═══ Exercise data

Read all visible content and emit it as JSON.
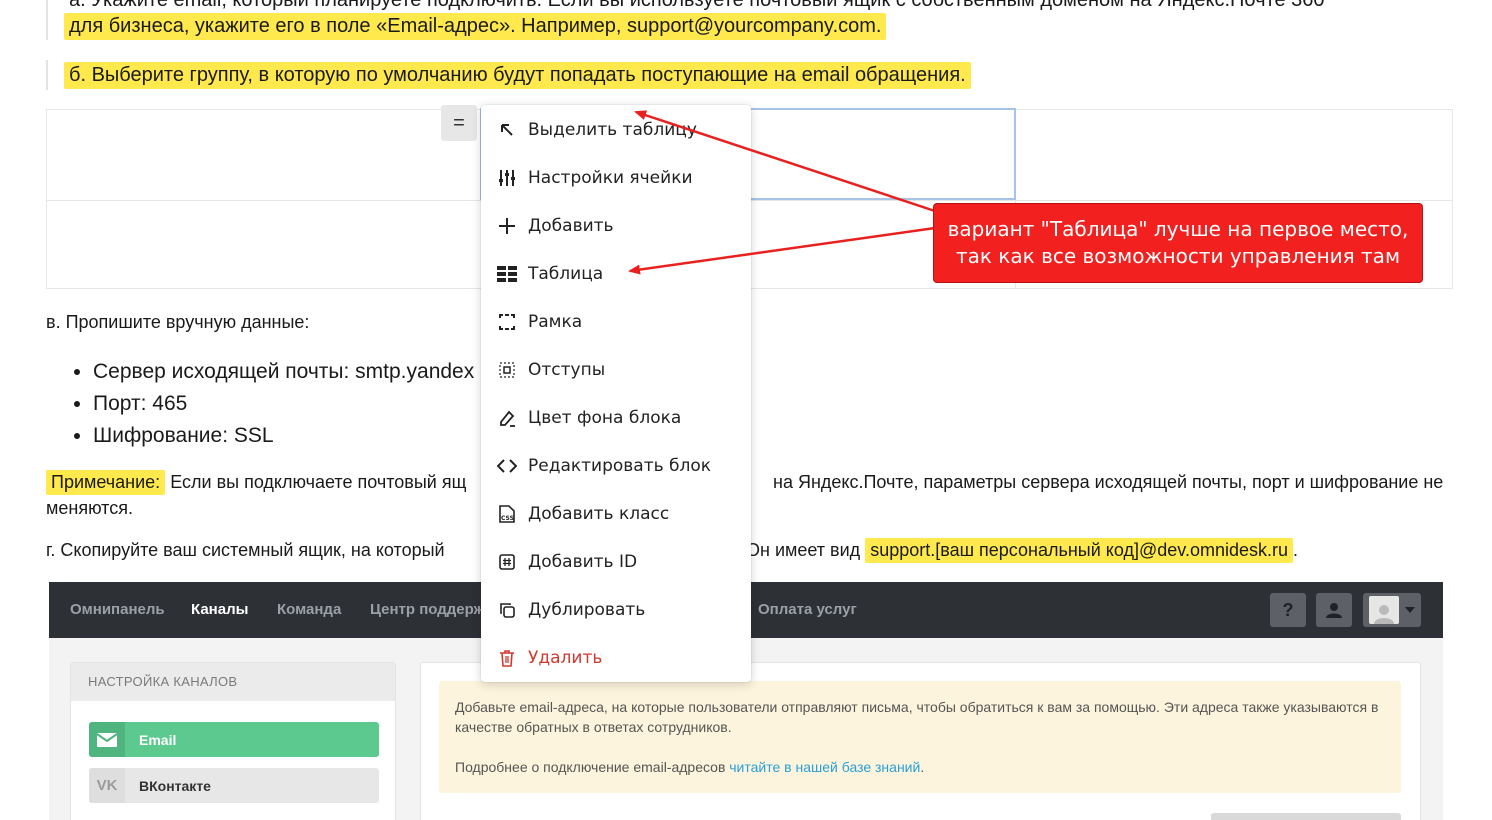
{
  "doc": {
    "line_a_partial": "а. Укажите email, который планируете подключить. Если вы используете почтовый ящик с собственным доменом на Яндекс.Почте 360",
    "line_a_hl": "для бизнеса, укажите его в поле «Email-адрес». Например, support@yourcompany.com.",
    "line_b_hl": "б. Выберите группу, в которую по умолчанию будут попадать поступающие на email обращения.",
    "line_v": "в. Пропишите вручную данные:",
    "bullets": [
      "Сервер исходящей почты: smtp.yandex",
      "Порт: 465",
      "Шифрование: SSL"
    ],
    "note_label": "Примечание:",
    "note_text_1": "Если вы подключаете почтовый ящ",
    "note_text_2": "на Яндекс.Почте, параметры сервера исходящей почты, порт и шифрование не",
    "note_line_2": "меняются.",
    "line_g_1": "г. Скопируйте ваш системный ящик, на который",
    "line_g_2": "Он имеет вид",
    "line_g_hl": "support.[ваш персональный код]@dev.omnidesk.ru",
    "line_g_end": ".",
    "table_handle": "="
  },
  "context_menu": {
    "items": [
      {
        "label": "Выделить таблицу",
        "icon": "arrow-up-left-icon"
      },
      {
        "label": "Настройки ячейки",
        "icon": "sliders-icon"
      },
      {
        "label": "Добавить",
        "icon": "plus-icon"
      },
      {
        "label": "Таблица",
        "icon": "table-icon"
      },
      {
        "label": "Рамка",
        "icon": "border-icon"
      },
      {
        "label": "Отступы",
        "icon": "padding-icon"
      },
      {
        "label": "Цвет фона блока",
        "icon": "paint-icon"
      },
      {
        "label": "Редактировать блок",
        "icon": "code-icon"
      },
      {
        "label": "Добавить класс",
        "icon": "css-file-icon"
      },
      {
        "label": "Добавить ID",
        "icon": "hash-icon"
      },
      {
        "label": "Дублировать",
        "icon": "duplicate-icon"
      },
      {
        "label": "Удалить",
        "icon": "trash-icon"
      }
    ]
  },
  "callout": {
    "line1": "вариант \"Таблица\" лучше на первое место,",
    "line2": "так как все возможности управления там",
    "color": "#f2211f"
  },
  "app": {
    "nav": [
      "Омнипанель",
      "Каналы",
      "Команда",
      "Центр поддерж",
      "Оплата услуг"
    ],
    "nav_active": "Каналы",
    "help_glyph": "?",
    "sidebar_title": "НАСТРОЙКА КАНАЛОВ",
    "sidebar_items": [
      {
        "label": "Email",
        "color": "#5cc98f"
      },
      {
        "label": "ВКонтакте",
        "color": "#e7e7e7"
      }
    ],
    "notice_p1": "Добавьте email-адреса, на которые пользователи отправляют письма, чтобы обратиться к вам за помощью. Эти адреса также указываются в качестве обратных в ответах сотрудников.",
    "notice_p2_text": "Подробнее о подключение email-адресов",
    "notice_p2_link": "читайте в нашей базе знаний",
    "notice_p2_end": "."
  }
}
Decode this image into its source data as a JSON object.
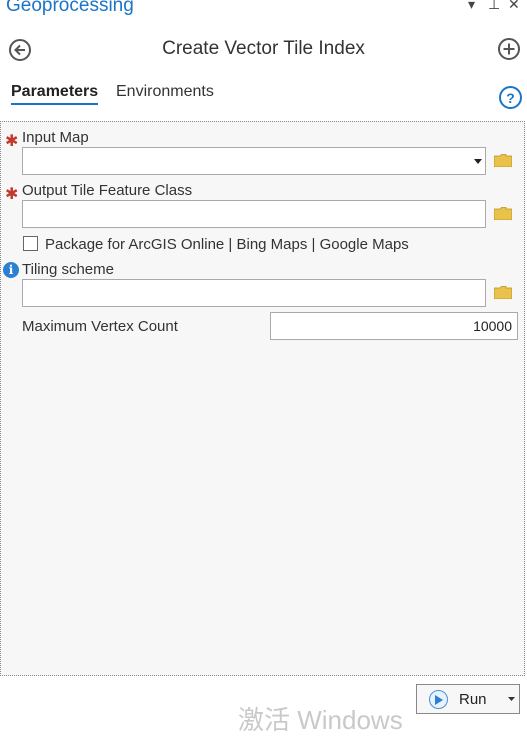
{
  "pane": {
    "title": "Geoprocessing",
    "menu_glyph": "▾",
    "pin_glyph": "⊥",
    "close_glyph": "✕"
  },
  "tool": {
    "title": "Create Vector Tile Index"
  },
  "tabs": [
    {
      "label": "Parameters",
      "active": true
    },
    {
      "label": "Environments",
      "active": false
    }
  ],
  "params": {
    "input_map": {
      "label": "Input Map",
      "value": "",
      "required": true
    },
    "output_tile": {
      "label": "Output Tile Feature Class",
      "value": "",
      "required": true
    },
    "package_checkbox": {
      "label": "Package for ArcGIS Online | Bing Maps | Google Maps",
      "checked": false
    },
    "tiling_scheme": {
      "label": "Tiling scheme",
      "value": ""
    },
    "max_vertex": {
      "label": "Maximum Vertex Count",
      "value": "10000"
    }
  },
  "footer": {
    "run_label": "Run",
    "watermark": "激活 Windows"
  },
  "colors": {
    "accent": "#1a75c7",
    "required": "#c0392b",
    "folder": "#e8c24a",
    "info": "#2d7fd1"
  },
  "icons": [
    "back-arrow-icon",
    "add-plus-icon",
    "help-icon",
    "folder-icon",
    "info-icon",
    "play-icon",
    "dropdown-arrow-icon"
  ]
}
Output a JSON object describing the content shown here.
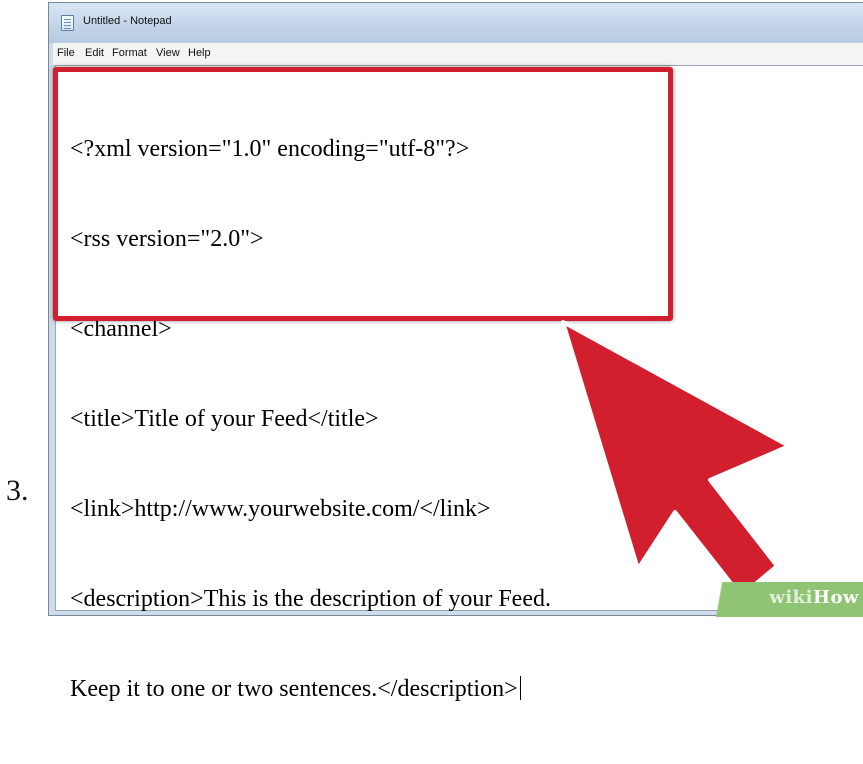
{
  "step": {
    "number": "3."
  },
  "window": {
    "title": "Untitled - Notepad",
    "menu": [
      "File",
      "Edit",
      "Format",
      "View",
      "Help"
    ]
  },
  "editor": {
    "lines": [
      "<?xml version=\"1.0\" encoding=\"utf-8\"?>",
      "<rss version=\"2.0\">",
      "<channel>",
      "<title>Title of your Feed</title>",
      "<link>http://www.yourwebsite.com/</link>",
      "<description>This is the description of your Feed.",
      "Keep it to one or two sentences.</description>"
    ]
  },
  "annotation": {
    "box_color": "#d11f2e",
    "arrow_color": "#d11f2e",
    "icon": "red-pointer-arrow"
  },
  "watermark": {
    "part1": "wiki",
    "part2": "How"
  }
}
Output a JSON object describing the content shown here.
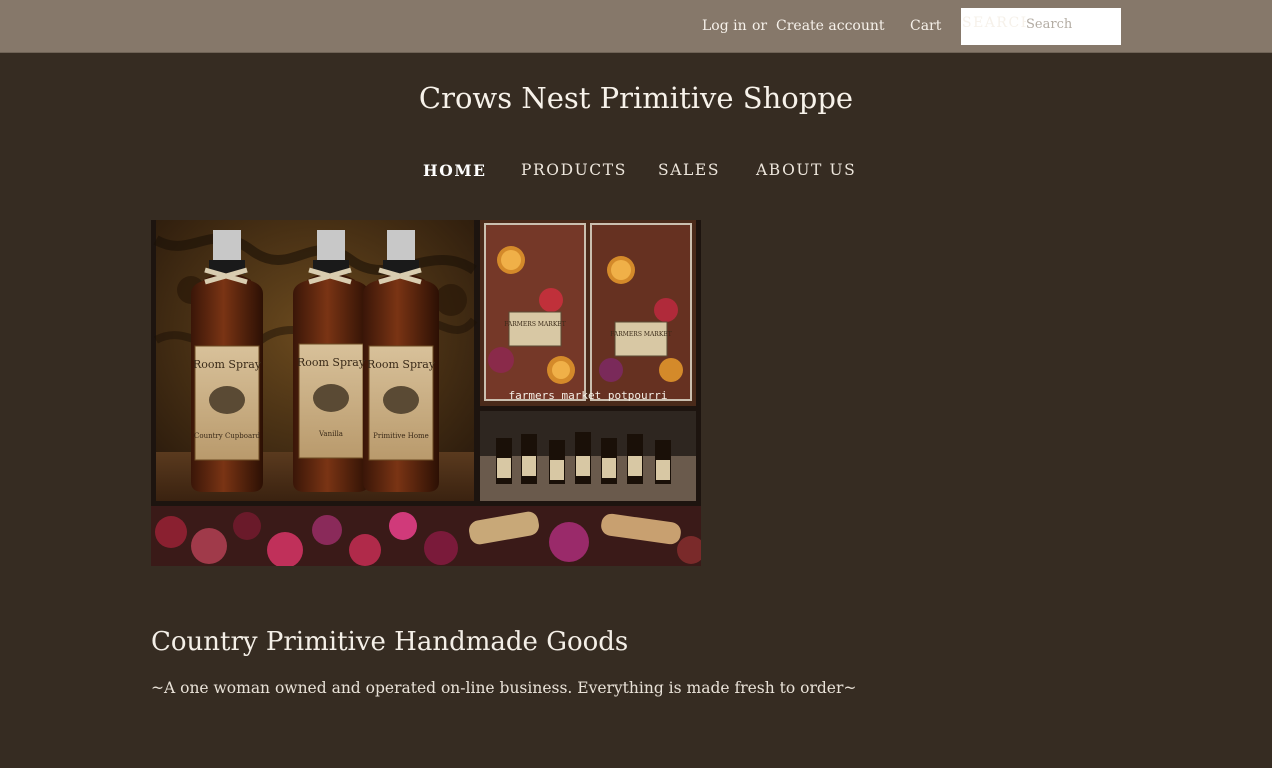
{
  "header": {
    "login_label": "Log in",
    "or_label": "or",
    "create_account_label": "Create account",
    "cart_label": "Cart",
    "search_label": "SEARCH",
    "search_placeholder": "Search"
  },
  "site_title": "Crows Nest Primitive Shoppe",
  "nav": [
    {
      "label": "HOME",
      "active": true
    },
    {
      "label": "PRODUCTS",
      "active": false
    },
    {
      "label": "SALES",
      "active": false
    },
    {
      "label": "ABOUT US",
      "active": false
    }
  ],
  "hero": {
    "bottle_labels": [
      "Room Spray",
      "Room Spray",
      "Room Spray"
    ],
    "bottle_scents": [
      "Country Cupboard",
      "Vanilla",
      "Primitive Home"
    ],
    "potpourri_caption": "farmers market potpourri",
    "bag_label": "FARMERS MARKET"
  },
  "main": {
    "heading": "Country Primitive Handmade Goods",
    "tagline": "~A one woman owned and operated on-line business. Everything is made fresh to order~"
  },
  "colors": {
    "background": "#362c22",
    "topbar": "#86786a",
    "text": "#f2ede4"
  }
}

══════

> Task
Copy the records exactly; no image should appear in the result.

> Answer space
Read all visible content and emit it as JSON.
{
  "doc": {
    "line_a_partial": "а. Укажите email, который планируете подключить. Если вы используете почтовый ящик с собственным доменом на Яндекс.Почте 360",
    "line_a_hl": "для бизнеса, укажите его в поле «Email-адрес». Например, support@yourcompany.com.",
    "line_b_hl": "б. Выберите группу, в которую по умолчанию будут попадать поступающие на email обращения.",
    "line_v": "в. Пропишите вручную данные:",
    "bullets": [
      "Сервер исходящей почты: smtp.yandex",
      "Порт: 465",
      "Шифрование: SSL"
    ],
    "note_label": "Примечание:",
    "note_text_1": "Если вы подключаете почтовый ящ",
    "note_text_2": "на Яндекс.Почте, параметры сервера исходящей почты, порт и шифрование не",
    "note_line_2": "меняются.",
    "line_g_1": "г. Скопируйте ваш системный ящик, на который",
    "line_g_2": "Он имеет вид",
    "line_g_hl": "support.[ваш персональный код]@dev.omnidesk.ru",
    "line_g_end": ".",
    "table_handle": "="
  },
  "context_menu": {
    "items": [
      {
        "label": "Выделить таблицу",
        "icon": "arrow-up-left-icon"
      },
      {
        "label": "Настройки ячейки",
        "icon": "sliders-icon"
      },
      {
        "label": "Добавить",
        "icon": "plus-icon"
      },
      {
        "label": "Таблица",
        "icon": "table-icon"
      },
      {
        "label": "Рамка",
        "icon": "border-icon"
      },
      {
        "label": "Отступы",
        "icon": "padding-icon"
      },
      {
        "label": "Цвет фона блока",
        "icon": "paint-icon"
      },
      {
        "label": "Редактировать блок",
        "icon": "code-icon"
      },
      {
        "label": "Добавить класс",
        "icon": "css-file-icon"
      },
      {
        "label": "Добавить ID",
        "icon": "hash-icon"
      },
      {
        "label": "Дублировать",
        "icon": "duplicate-icon"
      },
      {
        "label": "Удалить",
        "icon": "trash-icon"
      }
    ]
  },
  "callout": {
    "line1": "вариант \"Таблица\" лучше на первое место,",
    "line2": "так как все возможности управления там",
    "color": "#f2211f"
  },
  "app": {
    "nav": [
      "Омнипанель",
      "Каналы",
      "Команда",
      "Центр поддерж",
      "Оплата услуг"
    ],
    "nav_active": "Каналы",
    "help_glyph": "?",
    "sidebar_title": "НАСТРОЙКА КАНАЛОВ",
    "sidebar_items": [
      {
        "label": "Email",
        "color": "#5cc98f"
      },
      {
        "label": "ВКонтакте",
        "color": "#e7e7e7"
      }
    ],
    "notice_p1": "Добавьте email-адреса, на которые пользователи отправляют письма, чтобы обратиться к вам за помощью. Эти адреса также указываются в качестве обратных в ответах сотрудников.",
    "notice_p2_text": "Подробнее о подключение email-адресов",
    "notice_p2_link": "читайте в нашей базе знаний",
    "notice_p2_end": "."
  }
}
Decode this image into its source data as a JSON object.
{
  "pane": {
    "title": "Geoprocessing",
    "menu_glyph": "▾",
    "pin_glyph": "⊥",
    "close_glyph": "✕"
  },
  "tool": {
    "title": "Create Vector Tile Index"
  },
  "tabs": [
    {
      "label": "Parameters",
      "active": true
    },
    {
      "label": "Environments",
      "active": false
    }
  ],
  "params": {
    "input_map": {
      "label": "Input Map",
      "value": "",
      "required": true
    },
    "output_tile": {
      "label": "Output Tile Feature Class",
      "value": "",
      "required": true
    },
    "package_checkbox": {
      "label": "Package for ArcGIS Online | Bing Maps | Google Maps",
      "checked": false
    },
    "tiling_scheme": {
      "label": "Tiling scheme",
      "value": ""
    },
    "max_vertex": {
      "label": "Maximum Vertex Count",
      "value": "10000"
    }
  },
  "footer": {
    "run_label": "Run",
    "watermark": "激活 Windows"
  },
  "colors": {
    "accent": "#1a75c7",
    "required": "#c0392b",
    "folder": "#e8c24a",
    "info": "#2d7fd1"
  },
  "icons": [
    "back-arrow-icon",
    "add-plus-icon",
    "help-icon",
    "folder-icon",
    "info-icon",
    "play-icon",
    "dropdown-arrow-icon"
  ]
}
Output a JSON object describing the content shown here.
{
  "step": {
    "number": "3."
  },
  "window": {
    "title": "Untitled - Notepad",
    "menu": [
      "File",
      "Edit",
      "Format",
      "View",
      "Help"
    ]
  },
  "editor": {
    "lines": [
      "<?xml version=\"1.0\" encoding=\"utf-8\"?>",
      "<rss version=\"2.0\">",
      "<channel>",
      "<title>Title of your Feed</title>",
      "<link>http://www.yourwebsite.com/</link>",
      "<description>This is the description of your Feed.",
      "Keep it to one or two sentences.</description>"
    ]
  },
  "annotation": {
    "box_color": "#d11f2e",
    "arrow_color": "#d11f2e",
    "icon": "red-pointer-arrow"
  },
  "watermark": {
    "part1": "wiki",
    "part2": "How"
  }
}
Output a JSON object describing the content shown here.
{
  "header": {
    "login_label": "Log in",
    "or_label": "or",
    "create_account_label": "Create account",
    "cart_label": "Cart",
    "search_label": "SEARCH",
    "search_placeholder": "Search"
  },
  "site_title": "Crows Nest Primitive Shoppe",
  "nav": [
    {
      "label": "HOME",
      "active": true
    },
    {
      "label": "PRODUCTS",
      "active": false
    },
    {
      "label": "SALES",
      "active": false
    },
    {
      "label": "ABOUT US",
      "active": false
    }
  ],
  "hero": {
    "bottle_labels": [
      "Room Spray",
      "Room Spray",
      "Room Spray"
    ],
    "bottle_scents": [
      "Country Cupboard",
      "Vanilla",
      "Primitive Home"
    ],
    "potpourri_caption": "farmers market potpourri",
    "bag_label": "FARMERS MARKET"
  },
  "main": {
    "heading": "Country Primitive Handmade Goods",
    "tagline": "~A one woman owned and operated on-line business. Everything is made fresh to order~"
  },
  "colors": {
    "background": "#362c22",
    "topbar": "#86786a",
    "text": "#f2ede4"
  }
}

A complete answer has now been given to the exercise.